Even in the off-season, Nantucket offers up more great dining options than can be experienced in one weekend, so prepare for tough choices. At Breeze, conveniently located in the Nantucket Hotel & Resort, chef Albert Cannito creates classic dishes from local ingredients—and since November and December are scalloping months here, delicious seafood abounds. You’ll want to savor the seafood stew (mussels, scallops, cod, and lobster simmered in tomato broth), but if your tastes are geared inland, the crispy fried Brussels sprouts and mushroom ragout gnocchi are pretty darn good, too.

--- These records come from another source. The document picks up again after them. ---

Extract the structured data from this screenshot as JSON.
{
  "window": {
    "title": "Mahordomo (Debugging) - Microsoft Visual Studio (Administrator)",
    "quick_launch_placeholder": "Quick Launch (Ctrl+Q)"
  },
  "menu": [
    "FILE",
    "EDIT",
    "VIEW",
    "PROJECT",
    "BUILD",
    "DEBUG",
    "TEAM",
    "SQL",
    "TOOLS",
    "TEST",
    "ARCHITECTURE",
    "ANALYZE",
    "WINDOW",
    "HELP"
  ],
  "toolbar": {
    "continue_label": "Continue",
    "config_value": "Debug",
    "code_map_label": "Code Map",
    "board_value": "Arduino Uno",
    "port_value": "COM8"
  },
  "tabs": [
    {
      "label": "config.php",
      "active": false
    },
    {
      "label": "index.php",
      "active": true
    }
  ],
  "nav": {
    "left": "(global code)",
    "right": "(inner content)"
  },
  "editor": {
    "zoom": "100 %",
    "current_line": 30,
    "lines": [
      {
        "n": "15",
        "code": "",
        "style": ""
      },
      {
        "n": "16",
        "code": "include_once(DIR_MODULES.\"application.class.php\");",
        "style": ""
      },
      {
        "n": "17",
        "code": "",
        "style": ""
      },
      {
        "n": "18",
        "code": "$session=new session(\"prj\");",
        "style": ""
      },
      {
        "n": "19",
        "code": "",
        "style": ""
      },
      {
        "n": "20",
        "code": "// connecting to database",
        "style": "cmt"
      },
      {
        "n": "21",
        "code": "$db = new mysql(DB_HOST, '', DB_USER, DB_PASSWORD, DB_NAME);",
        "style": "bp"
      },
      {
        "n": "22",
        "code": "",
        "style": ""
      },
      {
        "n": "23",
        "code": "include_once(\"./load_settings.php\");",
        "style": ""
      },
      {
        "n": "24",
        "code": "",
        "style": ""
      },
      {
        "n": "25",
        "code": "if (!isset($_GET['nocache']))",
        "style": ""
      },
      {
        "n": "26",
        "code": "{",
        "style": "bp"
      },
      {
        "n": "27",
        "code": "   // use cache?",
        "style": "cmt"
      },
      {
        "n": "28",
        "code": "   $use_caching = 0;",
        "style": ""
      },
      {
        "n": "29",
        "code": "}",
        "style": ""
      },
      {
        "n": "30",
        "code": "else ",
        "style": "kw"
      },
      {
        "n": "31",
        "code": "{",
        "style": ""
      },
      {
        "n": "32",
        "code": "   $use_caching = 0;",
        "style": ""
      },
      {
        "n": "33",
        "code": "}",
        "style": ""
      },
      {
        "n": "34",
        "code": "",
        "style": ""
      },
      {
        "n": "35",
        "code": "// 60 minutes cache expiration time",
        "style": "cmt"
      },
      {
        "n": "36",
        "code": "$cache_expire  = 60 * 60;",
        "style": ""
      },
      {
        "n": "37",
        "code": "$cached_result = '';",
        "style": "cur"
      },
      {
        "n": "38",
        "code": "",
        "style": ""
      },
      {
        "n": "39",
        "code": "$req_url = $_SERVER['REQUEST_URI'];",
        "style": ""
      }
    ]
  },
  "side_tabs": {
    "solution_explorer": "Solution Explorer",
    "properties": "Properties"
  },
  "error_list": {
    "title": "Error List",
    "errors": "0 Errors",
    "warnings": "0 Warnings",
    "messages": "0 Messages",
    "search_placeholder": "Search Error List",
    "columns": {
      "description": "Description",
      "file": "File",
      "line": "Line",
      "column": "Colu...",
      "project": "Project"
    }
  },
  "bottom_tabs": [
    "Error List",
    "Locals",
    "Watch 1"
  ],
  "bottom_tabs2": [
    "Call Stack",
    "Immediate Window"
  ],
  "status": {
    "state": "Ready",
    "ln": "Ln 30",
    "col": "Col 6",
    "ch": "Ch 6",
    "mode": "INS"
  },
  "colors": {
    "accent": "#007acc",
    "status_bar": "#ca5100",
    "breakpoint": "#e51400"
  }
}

For evening entertainment, check out the lineups at the film and cultural center Dreamland and the White Heron Theatre, where A Nantucket Christmas Carol (which reimagines Ebenezer Scrooge as a whaling captain) is a seasonal staple. Side note: Behind the Dreamland, a tiny park is being built to honor children’s television icon Fred Rogers, whose family summered in Madaket for more than 40 years. The park’s centerpiece will be a life-size statue of “Mister Rogers”—dressed in his famous cardigan sweater—by sculptor and summer resident Seward Johnson. Don’t miss the photo op!
Pack your bags early and arrange for them to be dropped off at the ferry, then take some time to lounge on this final island morning—maybe bringing one of your new books to Handlebar Café on Washington Street and lingering over a latte or a terrific nitro breakfast tea.
There’s more to Nantucket than just the retail district, of course, and there’s no better way to see it all than with seventh-generation islander Gail Nickerson Johnson of Gail’s Tours, who offers both standard and customized tours lasting a little under two hours. From the gorgeous inner-island preserve to historic structures like the Old Gaol, the Greater Light, and the Old Mill, she’ll share plenty of backstory and insider lore, and point out the homes of the rich and famous along the way. The most memorable stop, without question, is on Nantucket’s east end, where the rapid erosion of 90-foot coastal bluffs is a reminder of how vulnerable an island’s beauty is to the power of the sea.
To put an exclamation point on your island experience, head to the Nautilus, where the small-plates menu includes tempura oyster tacos, blistered shishito peppers, and Nantucket bay scallop tostadas, made with scallops that very likely were still in the water when you arrived. From the restaurant, it’s just one final short stroll to the wharf where the Grey Lady awaits.
Since many event organizers and local businesses are adjusting their operations in response to COVID-19 health concerns, please contact them directly or check their websites before making travel plans.